Ana and I attended the vigil at the Sikh temple in Turlock on Friday evening. It was a solemn ceremony, with the participation of most of the Turlock Sikh community and of the cities’ elected leadership.
The temple, a beautiful building located near City Hall, reflects, both inside and out, the splendor and color of the Sikh community. I thought of how lucky I was to live in a community where we are exposed to so many different cultures and peoples who all coexist peacefully, living the meaning of the words on the Seal of the United States of America, “E Pluribus Unum “ or “out of many, one”
The speakers expressed grief over the shootings in Wisconsin, and also mentioned several other incidents where Sikhs have been attacked and murdered by people who apparently thought the Sikhs were Muslims. But no one blamed Muslims for the attacks. Instead, the shooter and other haters were condemned as ignorant. The heroism and valor of the police and church members was highlighted.
Most of us, or our ancestors, came here because we couldn’t make it in the land of our forefathers. Some wanted the freedom to hold their own religion, or no religion at all. Others fled persecution and genocide. Most came because it was the only way they could improve the lot of their families. They took a great risk to dare the unknown because they wanted something better. Even today, those who come here, both legally and illegally, have essentially the same motives. This desire to do better, to be free, to practice one’s religion in peace are fundamental to our society today.
It hasn’t been easy. We have struggled mightily to get it right, and rarely do so perfectly. But we do move forward.
Catholics were discriminated against until sheer weight of numbers made them equals in the power structure. Mormons had to flee from state to state to find a place where they could worship in peace. Japanese Americans were dispossessed of property and interned (imprisoned) in one shameful part of our past.
In our bloodiest war over 600,000 Americans died (the equivalent in today’s population to over 3 million) to remove from our land the curse of slavery. But in a few months time we will decide, as Americans, whether to retain as President of the United States a man who happens to be Black, or replace him with a man who happens to be Mormon. This is progress on a grand scale. The cliché is accurate: It could only happen in America.
It makes me proud to live in a country that is composed of so many different cultures and societies. The greatness of America is that we have made our cultural differences our strength. No one has to be Catholic, Baptist, Mormon, Sikh, Muslim atheist or Jew to be fully vested as Americans. The only requirement is that no one can force, either directly or indirectly, his or her religious or cultural practices on another. If you agree to that constraint, you are as American as the descendants of the Mayflower, and the Native Americans who were here first.

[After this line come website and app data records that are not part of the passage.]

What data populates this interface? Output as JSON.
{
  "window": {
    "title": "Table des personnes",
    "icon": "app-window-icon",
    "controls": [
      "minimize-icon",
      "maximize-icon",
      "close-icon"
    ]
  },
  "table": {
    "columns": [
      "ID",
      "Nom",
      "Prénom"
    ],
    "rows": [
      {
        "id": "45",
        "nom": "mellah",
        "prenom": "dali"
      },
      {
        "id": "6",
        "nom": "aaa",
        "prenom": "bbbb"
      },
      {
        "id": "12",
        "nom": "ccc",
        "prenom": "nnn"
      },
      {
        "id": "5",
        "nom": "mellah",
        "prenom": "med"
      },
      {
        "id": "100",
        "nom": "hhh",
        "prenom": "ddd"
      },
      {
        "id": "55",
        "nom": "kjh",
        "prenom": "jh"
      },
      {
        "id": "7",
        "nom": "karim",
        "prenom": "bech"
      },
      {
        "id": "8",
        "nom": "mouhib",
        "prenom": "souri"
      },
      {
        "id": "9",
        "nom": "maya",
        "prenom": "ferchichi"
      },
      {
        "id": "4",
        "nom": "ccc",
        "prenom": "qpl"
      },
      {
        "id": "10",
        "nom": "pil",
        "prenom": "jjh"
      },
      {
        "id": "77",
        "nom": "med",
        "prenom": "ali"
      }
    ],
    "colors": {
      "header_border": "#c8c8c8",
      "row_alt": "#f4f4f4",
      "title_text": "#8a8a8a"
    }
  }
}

That is why Ana and I went to the vigil at the Sikh temple in our hometown. The attack in Wisconsin was an attack on our neighbors and our community also. It was an attack on us as Americans.
Such attacks, where haters murder at random for reasons no rational person can understand, will likely continue. But whether they happen in Wisconsin, in Colorado, in Arizona or in Stockton, we cannot surrender to the hate and intimidation.
Our police chief urged the attendees to be vigilant, that law enforcement would be there when called. But law enforcement alone will not stop these assaults. All of us must renew our commitment to be intolerant of the haters and liars that lurk in every walk of life. The hate and sickness that leads to such outrages as in Wisconsin is fueled by the hateful ignorant comments and attitudes that go unchallenged at schools, in our workplaces, on television, on the internet, in our churches, neighborhoods and families. It becomes corrosive, and results first in silence, then in fear. It culminates in terror when the haters feel empowered to act.
The attack in Wisconsin was not just an attack on a Sikh temple and its congregation. It was an attack on all of us. It was aimed at killing the very essence of the United States of America.
But the haters are in for a surprise. They don’t know our people or our history. They will not win.
– Mike Lynch